YOUR OBJECTIVE – Where a line of the data holds the word "Teah", copy that line.

RECORD EXCERPTS –
%%
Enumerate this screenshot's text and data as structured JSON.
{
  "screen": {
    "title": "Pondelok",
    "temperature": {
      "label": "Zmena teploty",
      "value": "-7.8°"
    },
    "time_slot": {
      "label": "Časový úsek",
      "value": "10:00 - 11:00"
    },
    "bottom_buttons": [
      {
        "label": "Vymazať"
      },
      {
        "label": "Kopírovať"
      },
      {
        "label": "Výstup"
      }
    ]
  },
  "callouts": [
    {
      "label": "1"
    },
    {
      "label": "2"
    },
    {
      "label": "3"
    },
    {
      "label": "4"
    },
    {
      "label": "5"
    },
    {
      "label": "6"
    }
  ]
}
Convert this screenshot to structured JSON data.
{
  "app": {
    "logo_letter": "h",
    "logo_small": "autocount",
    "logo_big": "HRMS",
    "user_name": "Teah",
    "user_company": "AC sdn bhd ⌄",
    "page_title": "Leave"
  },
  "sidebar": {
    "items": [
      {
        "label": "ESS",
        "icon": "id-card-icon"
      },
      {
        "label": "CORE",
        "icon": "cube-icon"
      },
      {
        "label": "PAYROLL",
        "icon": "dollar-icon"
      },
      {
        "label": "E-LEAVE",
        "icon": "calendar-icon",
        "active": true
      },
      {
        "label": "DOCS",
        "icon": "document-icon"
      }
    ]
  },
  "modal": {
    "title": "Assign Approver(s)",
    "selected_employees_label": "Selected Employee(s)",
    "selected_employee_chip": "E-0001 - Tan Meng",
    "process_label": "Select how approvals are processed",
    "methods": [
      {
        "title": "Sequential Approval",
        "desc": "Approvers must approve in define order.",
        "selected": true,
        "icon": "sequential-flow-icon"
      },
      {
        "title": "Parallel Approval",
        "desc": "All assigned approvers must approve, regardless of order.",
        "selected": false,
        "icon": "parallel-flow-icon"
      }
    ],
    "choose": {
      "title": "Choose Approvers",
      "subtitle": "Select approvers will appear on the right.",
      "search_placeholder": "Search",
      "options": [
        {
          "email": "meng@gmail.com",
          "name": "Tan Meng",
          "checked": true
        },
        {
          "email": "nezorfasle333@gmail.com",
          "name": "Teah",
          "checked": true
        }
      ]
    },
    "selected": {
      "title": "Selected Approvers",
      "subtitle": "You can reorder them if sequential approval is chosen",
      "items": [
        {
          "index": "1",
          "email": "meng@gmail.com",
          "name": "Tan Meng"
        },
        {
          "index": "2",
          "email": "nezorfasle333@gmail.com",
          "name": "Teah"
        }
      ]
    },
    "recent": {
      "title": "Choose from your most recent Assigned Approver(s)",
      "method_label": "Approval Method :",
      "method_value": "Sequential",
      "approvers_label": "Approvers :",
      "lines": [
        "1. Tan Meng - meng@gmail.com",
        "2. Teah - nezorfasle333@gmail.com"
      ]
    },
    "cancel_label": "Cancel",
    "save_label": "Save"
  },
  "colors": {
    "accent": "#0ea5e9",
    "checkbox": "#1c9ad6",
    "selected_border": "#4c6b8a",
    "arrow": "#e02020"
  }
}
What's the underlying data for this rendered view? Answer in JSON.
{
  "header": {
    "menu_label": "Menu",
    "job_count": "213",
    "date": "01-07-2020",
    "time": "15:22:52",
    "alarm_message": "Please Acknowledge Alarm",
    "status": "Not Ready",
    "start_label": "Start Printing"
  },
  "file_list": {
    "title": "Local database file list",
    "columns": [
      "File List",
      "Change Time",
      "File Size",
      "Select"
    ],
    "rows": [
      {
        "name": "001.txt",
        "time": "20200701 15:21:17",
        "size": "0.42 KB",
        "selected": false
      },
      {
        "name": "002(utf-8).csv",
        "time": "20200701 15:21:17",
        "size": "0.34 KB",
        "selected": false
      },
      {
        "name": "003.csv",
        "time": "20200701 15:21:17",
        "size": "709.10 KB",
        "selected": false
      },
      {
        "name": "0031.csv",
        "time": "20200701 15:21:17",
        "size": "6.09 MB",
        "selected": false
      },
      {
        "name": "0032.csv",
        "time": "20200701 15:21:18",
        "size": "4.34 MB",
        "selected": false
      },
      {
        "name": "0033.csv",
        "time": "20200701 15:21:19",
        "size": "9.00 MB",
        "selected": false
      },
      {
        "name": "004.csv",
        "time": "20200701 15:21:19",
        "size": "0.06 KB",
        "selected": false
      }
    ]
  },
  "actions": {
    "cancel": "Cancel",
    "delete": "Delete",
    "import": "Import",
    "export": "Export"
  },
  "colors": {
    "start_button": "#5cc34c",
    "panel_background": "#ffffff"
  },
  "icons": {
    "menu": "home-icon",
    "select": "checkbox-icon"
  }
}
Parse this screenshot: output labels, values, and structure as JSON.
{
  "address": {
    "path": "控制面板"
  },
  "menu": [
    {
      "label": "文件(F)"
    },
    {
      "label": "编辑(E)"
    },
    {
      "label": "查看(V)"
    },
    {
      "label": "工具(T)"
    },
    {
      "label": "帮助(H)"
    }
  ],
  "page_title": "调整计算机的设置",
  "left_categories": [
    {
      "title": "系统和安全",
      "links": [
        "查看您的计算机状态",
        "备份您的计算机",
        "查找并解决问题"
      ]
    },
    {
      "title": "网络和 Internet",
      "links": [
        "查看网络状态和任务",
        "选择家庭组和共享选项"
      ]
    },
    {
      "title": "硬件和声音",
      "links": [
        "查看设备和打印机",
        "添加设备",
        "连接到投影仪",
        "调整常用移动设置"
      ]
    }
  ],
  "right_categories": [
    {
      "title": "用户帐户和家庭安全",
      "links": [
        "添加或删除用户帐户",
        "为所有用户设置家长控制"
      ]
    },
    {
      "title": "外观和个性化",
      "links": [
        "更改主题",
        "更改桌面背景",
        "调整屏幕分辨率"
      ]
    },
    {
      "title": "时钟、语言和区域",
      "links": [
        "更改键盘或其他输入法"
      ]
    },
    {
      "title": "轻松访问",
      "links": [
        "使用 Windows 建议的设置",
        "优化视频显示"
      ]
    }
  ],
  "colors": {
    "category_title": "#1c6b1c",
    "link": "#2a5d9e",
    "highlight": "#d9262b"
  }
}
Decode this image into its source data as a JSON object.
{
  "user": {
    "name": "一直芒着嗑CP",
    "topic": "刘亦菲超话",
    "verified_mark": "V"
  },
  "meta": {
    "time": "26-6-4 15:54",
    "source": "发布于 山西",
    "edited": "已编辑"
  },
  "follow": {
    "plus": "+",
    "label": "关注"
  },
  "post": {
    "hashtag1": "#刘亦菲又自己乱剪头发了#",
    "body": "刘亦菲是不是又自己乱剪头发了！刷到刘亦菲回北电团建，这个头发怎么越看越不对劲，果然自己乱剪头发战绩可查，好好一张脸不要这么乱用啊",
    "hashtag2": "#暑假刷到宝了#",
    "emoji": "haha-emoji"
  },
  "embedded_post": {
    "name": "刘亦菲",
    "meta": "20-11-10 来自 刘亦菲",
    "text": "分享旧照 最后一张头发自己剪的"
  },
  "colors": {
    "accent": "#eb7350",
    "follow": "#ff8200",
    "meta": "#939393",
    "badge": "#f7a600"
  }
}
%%
RESPONSE TO THE EXERCISE –
    "user_name": "Teah",
          "name": "Teah",
          "name": "Teah"
        "2. Teah - nezorfasle333@gmail.com"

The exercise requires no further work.